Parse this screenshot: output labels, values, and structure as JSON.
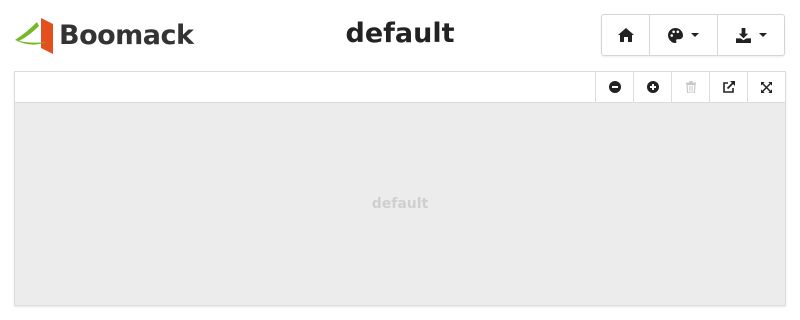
{
  "app": {
    "name": "Boomack",
    "page_title": "default"
  },
  "header": {
    "buttons": [
      {
        "name": "home",
        "icon": "home-icon"
      },
      {
        "name": "theme",
        "icon": "palette-icon",
        "dropdown": true
      },
      {
        "name": "download",
        "icon": "download-icon",
        "dropdown": true
      }
    ]
  },
  "panel": {
    "placeholder": "default",
    "tools": [
      {
        "name": "zoom-out",
        "icon": "minus-circle-icon",
        "enabled": true
      },
      {
        "name": "zoom-in",
        "icon": "plus-circle-icon",
        "enabled": true
      },
      {
        "name": "clear",
        "icon": "trash-icon",
        "enabled": false
      },
      {
        "name": "open-external",
        "icon": "external-link-icon",
        "enabled": true
      },
      {
        "name": "fullscreen",
        "icon": "expand-icon",
        "enabled": true
      }
    ]
  },
  "colors": {
    "logo_green": "#76b82a",
    "logo_red": "#e4501d",
    "panel_bg": "#ececec",
    "icon": "#222222",
    "icon_disabled": "#c8c8c8"
  }
}
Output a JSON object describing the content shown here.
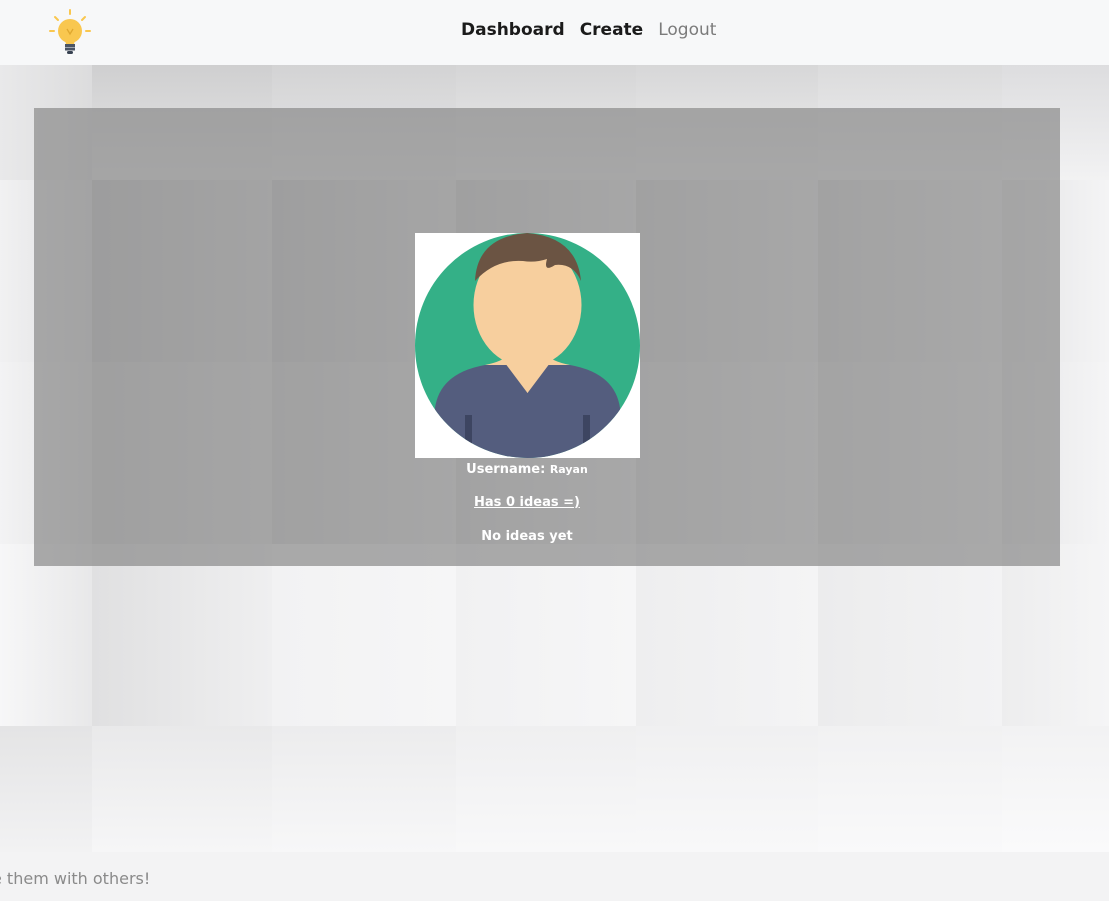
{
  "nav": {
    "links": [
      "Dashboard",
      "Create",
      "Logout"
    ]
  },
  "profile": {
    "username_label": "Username:",
    "username_value": "Rayan",
    "ideas_count_text": "Has 0 ideas =)",
    "empty_text": "No ideas yet"
  },
  "footer": {
    "text": "e them with others!"
  },
  "colors": {
    "avatar_bg": "#34b087",
    "avatar_skin": "#f7cf9e",
    "avatar_hair": "#6b5443",
    "avatar_shirt": "#545d7e",
    "logo_bulb": "#f9c74f",
    "logo_base": "#4b5563"
  }
}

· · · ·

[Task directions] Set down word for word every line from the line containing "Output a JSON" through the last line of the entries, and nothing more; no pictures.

[Result of the exercise]
Output a JSON object describing the content shown here.
{
  "nav": {
    "links": [
      "Dashboard",
      "Create",
      "Logout"
    ]
  },
  "profile": {
    "username_label": "Username:",
    "username_value": "Rayan",
    "ideas_count_text": "Has 0 ideas =)",
    "empty_text": "No ideas yet"
  },
  "footer": {
    "text": "e them with others!"
  },
  "colors": {
    "avatar_bg": "#34b087",
    "avatar_skin": "#f7cf9e",
    "avatar_hair": "#6b5443",
    "avatar_shirt": "#545d7e",
    "logo_bulb": "#f9c74f",
    "logo_base": "#4b5563"
  }
}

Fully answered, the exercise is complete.